“The Planet of the Apes” franchise – which has spawned books, films, cartoons and lunchboxes – continues the tradition, reaffirming the belief that Black people are not human. This science-fiction mythology explores an inconceivable and bestial future where talking apes rule. Importantly, the book and debut movie in this series were released in 1963 and 1968 respectively, the middle of the civil rights movement in the United States and anti-colonial efforts in Africa. In “Planet of the Apes as American Myth: Race and Politics in the Films and Television Series,” Eric Greene details how this narrative is weaponized “as shorthand for racial apocalypse and the loss of white dominance.” A world without white rule is as absurd — and horrifying — as a chatty chimp.
The anti-Black, dehumanizing notions of the series don’t age with time, they’re accessible and employed across multiple generations. During the ’60s, “Planet of the Apes” voiced white fear of calls for “Black Power” and the daily barrage of counter-racist marches and protests.

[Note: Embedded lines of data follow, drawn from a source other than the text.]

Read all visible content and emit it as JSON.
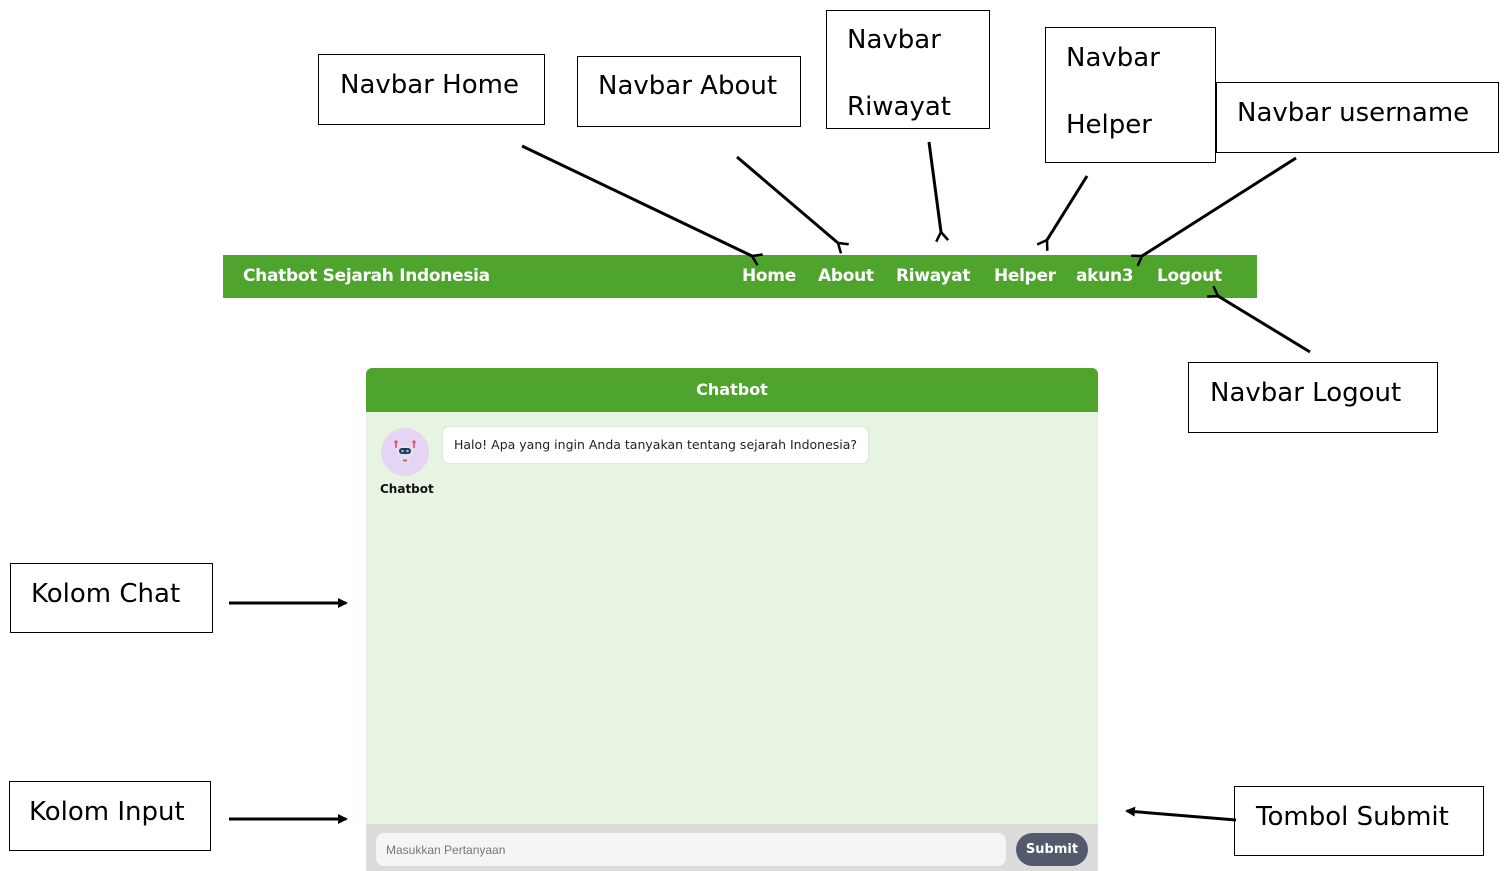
{
  "annotations": {
    "navbar_home": "Navbar Home",
    "navbar_about": "Navbar About",
    "navbar_riwayat_1": "Navbar",
    "navbar_riwayat_2": "Riwayat",
    "navbar_helper_1": "Navbar",
    "navbar_helper_2": "Helper",
    "navbar_username": "Navbar username",
    "navbar_logout": "Navbar Logout",
    "kolom_chat": "Kolom Chat",
    "kolom_input": "Kolom Input",
    "tombol_submit": "Tombol Submit"
  },
  "navbar": {
    "brand": "Chatbot Sejarah Indonesia",
    "links": {
      "home": "Home",
      "about": "About",
      "riwayat": "Riwayat",
      "helper": "Helper",
      "username": "akun3",
      "logout": "Logout"
    }
  },
  "chat": {
    "title": "Chatbot",
    "messages": [
      {
        "sender": "Chatbot",
        "text": "Halo! Apa yang ingin Anda tanyakan tentang sejarah Indonesia?"
      }
    ],
    "input_placeholder": "Masukkan Pertanyaan",
    "submit_label": "Submit"
  },
  "colors": {
    "brand_green": "#4ea42c",
    "chat_background": "#e8f4e2",
    "submit_button": "#525a6b"
  },
  "icons": {
    "avatar": "robot-icon"
  }
}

Almost 50 years later, the sci-fi narrative is resurrected to voice white grievances with the first Black occupant of the White House. In 2010, right-wing political analyst Glenn Beck compared having Obama as president to landing on an alien world. In less than two years of Obama rule, Beck raged that his country had become “like the damn Planet of the Apes.” A subsequent 2015 event demonstrates the global acceptance of what Eberhardt describes as “historical representations of Blacks as less than human.” Rodner Figueroa, former celebrity for Univision television network, was fired after “joking” that “Michelle Obama looks like she’s from the cast of ‘Planet of the Apes.'” By conflating the Obamas with the “Apes” saga, Beck and Figueroa’s remarks each convey a timeless, white disgust with Black authority.
Author Neely Fuller Jr. insists that Black people avoid emotional responses to this predictable rhetoric. During a 2008 interview, Fuller stressed it would be better to understand that, irrespective of our bank accounts or Black accomplishments, racists are incapable of seeing Black people as anything greater than well-behaved apes. “When [a Black person] drives by in a shiny car,” Fuller insists that, to many whites, “it’s just a monkey in a car. White people built the car, put a monkey in it, trained the monkey to drive the car, so now you’re looking at a monkey in a car. This is how the white supremacists see us and they are the ones who run our business. And we have to know … when they look at us, that’s what they see.”
Which means, unfortunately, even with the Obamas’ departure from Washington, Genevieve Benjamin will have no reprieve from anti-Black gorilla imagery. Weeks before the inauguration of the new U.S. President, Carl Paladino, a staunch supporter of President Donald J. Trump and, more important, a standing member of the Buffalo, New York, School Board, gave this unambiguous commentary to Artvoice, a New York-based publication: “Michelle Obama. I’d like her to return to being a male and let loose in the outback of Zimbabwe where she lives comfortable in a cave with Maxie, the gorilla.”
Singer John Legend offered a powerful framework for understanding these continued depictions, as he was himself recently called a ‘monkey’ by a paparazzo while walking through JFK Airport: “Black folks have had to deal with being called monkeys for a long time and dehumanization has always been a method of racism and subjugation of Black people.”